## ACTION ITEM:
All of the records that follow need to be copied word for word, without the pictures.

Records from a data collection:

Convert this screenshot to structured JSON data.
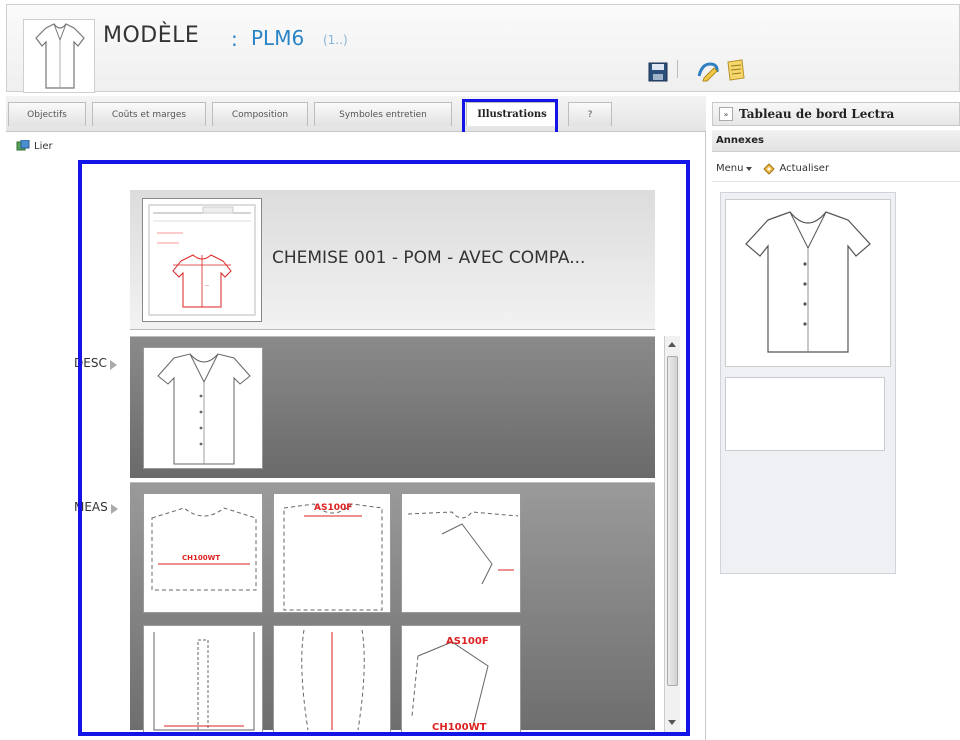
{
  "header": {
    "title": "MODÈLE",
    "separator": ":",
    "code": "PLM6",
    "version": "(1..)",
    "icons": [
      "garment-thumbnail-icon",
      "save-icon",
      "edit-icon",
      "notes-icon"
    ]
  },
  "tabs": [
    {
      "label": "Objectifs",
      "active": false
    },
    {
      "label": "Coûts et marges",
      "active": false
    },
    {
      "label": "Composition",
      "active": false
    },
    {
      "label": "Symboles entretien",
      "active": false
    },
    {
      "label": "Illustrations",
      "active": true
    },
    {
      "label": "?",
      "active": false
    }
  ],
  "left_panel": {
    "lier_label": "Lier",
    "top_card_title": "CHEMISE 001 - POM - AVEC COMPA...",
    "sections": [
      {
        "label": "DESC"
      },
      {
        "label": "MEAS"
      }
    ],
    "meas_tile_labels": [
      "CH100WT",
      "AS100F",
      "",
      "",
      "",
      "AS100F",
      "CH100WT"
    ]
  },
  "right_panel": {
    "title": "Tableau de bord Lectra",
    "annexes_label": "Annexes",
    "menu_label": "Menu",
    "refresh_label": "Actualiser"
  },
  "colors": {
    "highlight": "#1414e6",
    "title_accent": "#2a84c6",
    "section_gray": "#7a7a7a"
  }
}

## WRITTEN RESPONSE:
Convert this screenshot to structured JSON data.
{
  "header": {
    "title": "MODÈLE",
    "separator": ":",
    "code": "PLM6",
    "version": "(1..)",
    "icons": [
      "garment-thumbnail-icon",
      "save-icon",
      "edit-icon",
      "notes-icon"
    ]
  },
  "tabs": [
    {
      "label": "Objectifs",
      "active": false
    },
    {
      "label": "Coûts et marges",
      "active": false
    },
    {
      "label": "Composition",
      "active": false
    },
    {
      "label": "Symboles entretien",
      "active": false
    },
    {
      "label": "Illustrations",
      "active": true
    },
    {
      "label": "?",
      "active": false
    }
  ],
  "left_panel": {
    "lier_label": "Lier",
    "top_card_title": "CHEMISE 001 - POM - AVEC COMPA...",
    "sections": [
      {
        "label": "DESC"
      },
      {
        "label": "MEAS"
      }
    ],
    "meas_tile_labels": [
      "CH100WT",
      "AS100F",
      "",
      "",
      "",
      "AS100F",
      "CH100WT"
    ]
  },
  "right_panel": {
    "title": "Tableau de bord Lectra",
    "annexes_label": "Annexes",
    "menu_label": "Menu",
    "refresh_label": "Actualiser"
  },
  "colors": {
    "highlight": "#1414e6",
    "title_accent": "#2a84c6",
    "section_gray": "#7a7a7a"
  }
}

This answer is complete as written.